David Heinemeier Hansson:
I like Chrome. It’s a great browser. But it’s not so good that it deserves to be the only browser. And that’s the unfortunate opportunity we, people browsing the web, are opening for Google by so overwhelmingly choosing to use it in face of the alternatives.
I’ve said it before - Google is an advertising company. If you use a service for free and can’t figure out the business model behind it, you can be pretty damned sure that the money’s coming from the sale of the huge amount of data everything we do online generates. You’re the product.
I feel like an idiot whenever I try to open a discussion with my friends or colleagues about online privacy and the openness of the web. Nobody I’m close with gives a shit about what happens to their data. That’s wrong. It’s ignorant, and a misuse of the greatest information sharing tool ever created by humans.
Joe Cieplinski makes some good points about one of the biggest offenders:
…if Facebook is the only place you are posting something, know that you are shutting out people like me for no good reason.
Facebook is an obvious and easy target, but it’s the one which catches me out the most as well. I’d love to see your baby photos, but I can’t because I don’t have a Facebook account. I didn’t know about that interesting event either, because you only advertised on a closed platform.
John Gruber gets it as well:
Treat Facebook as the private walled garden that it is. If you want something to be publicly accessible, post it to a real blog on any platform that embraces the real web, the open one.
I’ll add to that: if you don’t ever want something to be publicly accessible, then keep it the hell away from the web.

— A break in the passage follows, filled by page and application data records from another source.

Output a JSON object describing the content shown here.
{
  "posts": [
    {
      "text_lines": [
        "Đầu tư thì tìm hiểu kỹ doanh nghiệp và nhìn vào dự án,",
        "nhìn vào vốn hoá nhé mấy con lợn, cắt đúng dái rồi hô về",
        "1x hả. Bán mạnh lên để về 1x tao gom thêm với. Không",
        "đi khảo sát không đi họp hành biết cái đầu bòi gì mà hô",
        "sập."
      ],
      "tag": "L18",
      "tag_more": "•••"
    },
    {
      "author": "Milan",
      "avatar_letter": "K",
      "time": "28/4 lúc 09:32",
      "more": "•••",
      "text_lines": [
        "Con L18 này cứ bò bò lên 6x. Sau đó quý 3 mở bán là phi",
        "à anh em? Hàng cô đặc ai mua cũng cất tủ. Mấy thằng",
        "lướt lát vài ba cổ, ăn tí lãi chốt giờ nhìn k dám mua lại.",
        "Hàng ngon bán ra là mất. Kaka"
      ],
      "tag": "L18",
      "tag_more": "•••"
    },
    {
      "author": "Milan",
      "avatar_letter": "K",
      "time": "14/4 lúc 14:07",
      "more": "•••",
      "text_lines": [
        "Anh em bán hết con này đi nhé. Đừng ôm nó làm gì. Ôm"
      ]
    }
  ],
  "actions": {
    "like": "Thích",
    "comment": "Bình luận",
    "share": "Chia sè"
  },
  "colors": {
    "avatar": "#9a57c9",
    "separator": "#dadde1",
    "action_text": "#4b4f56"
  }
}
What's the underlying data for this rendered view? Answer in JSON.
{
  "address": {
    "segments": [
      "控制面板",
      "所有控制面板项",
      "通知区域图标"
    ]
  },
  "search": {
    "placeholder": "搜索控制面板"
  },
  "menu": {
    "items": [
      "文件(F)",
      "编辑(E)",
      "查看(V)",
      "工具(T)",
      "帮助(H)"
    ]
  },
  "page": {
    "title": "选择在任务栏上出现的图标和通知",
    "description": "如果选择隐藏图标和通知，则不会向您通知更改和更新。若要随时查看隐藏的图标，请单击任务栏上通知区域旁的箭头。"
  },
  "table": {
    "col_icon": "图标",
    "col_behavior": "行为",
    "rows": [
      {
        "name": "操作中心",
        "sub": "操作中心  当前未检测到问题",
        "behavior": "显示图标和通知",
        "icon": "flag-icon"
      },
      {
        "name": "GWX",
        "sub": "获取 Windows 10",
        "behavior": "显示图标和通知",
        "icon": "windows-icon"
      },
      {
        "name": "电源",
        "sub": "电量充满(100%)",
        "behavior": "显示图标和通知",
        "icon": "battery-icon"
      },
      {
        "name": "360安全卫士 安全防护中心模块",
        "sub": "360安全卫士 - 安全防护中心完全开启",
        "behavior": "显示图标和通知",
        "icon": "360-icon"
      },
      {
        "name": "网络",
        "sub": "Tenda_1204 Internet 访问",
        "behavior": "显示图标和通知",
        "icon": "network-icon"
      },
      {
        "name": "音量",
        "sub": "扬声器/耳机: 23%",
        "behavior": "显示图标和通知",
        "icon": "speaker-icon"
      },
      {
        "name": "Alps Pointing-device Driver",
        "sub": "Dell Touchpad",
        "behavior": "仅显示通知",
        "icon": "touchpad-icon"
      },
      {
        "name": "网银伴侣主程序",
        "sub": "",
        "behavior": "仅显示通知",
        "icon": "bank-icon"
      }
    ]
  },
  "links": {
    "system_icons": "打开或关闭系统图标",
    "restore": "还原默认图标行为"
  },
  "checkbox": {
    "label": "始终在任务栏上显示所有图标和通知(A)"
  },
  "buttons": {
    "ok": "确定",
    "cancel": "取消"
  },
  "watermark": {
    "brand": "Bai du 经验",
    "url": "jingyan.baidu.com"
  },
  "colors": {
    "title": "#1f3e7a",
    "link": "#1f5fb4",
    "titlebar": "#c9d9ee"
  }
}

By the way, you should consider those baby photos property of Facebook - you can’t truly control what happens to them. What if your kid doesn’t want their first steps stored in a server farm for the rest of time? Sadly, given the current state of affairs, I fear that future generations won’t know any differently. My thoughts on this subject are rapidly becoming part of a “back in my day…” story.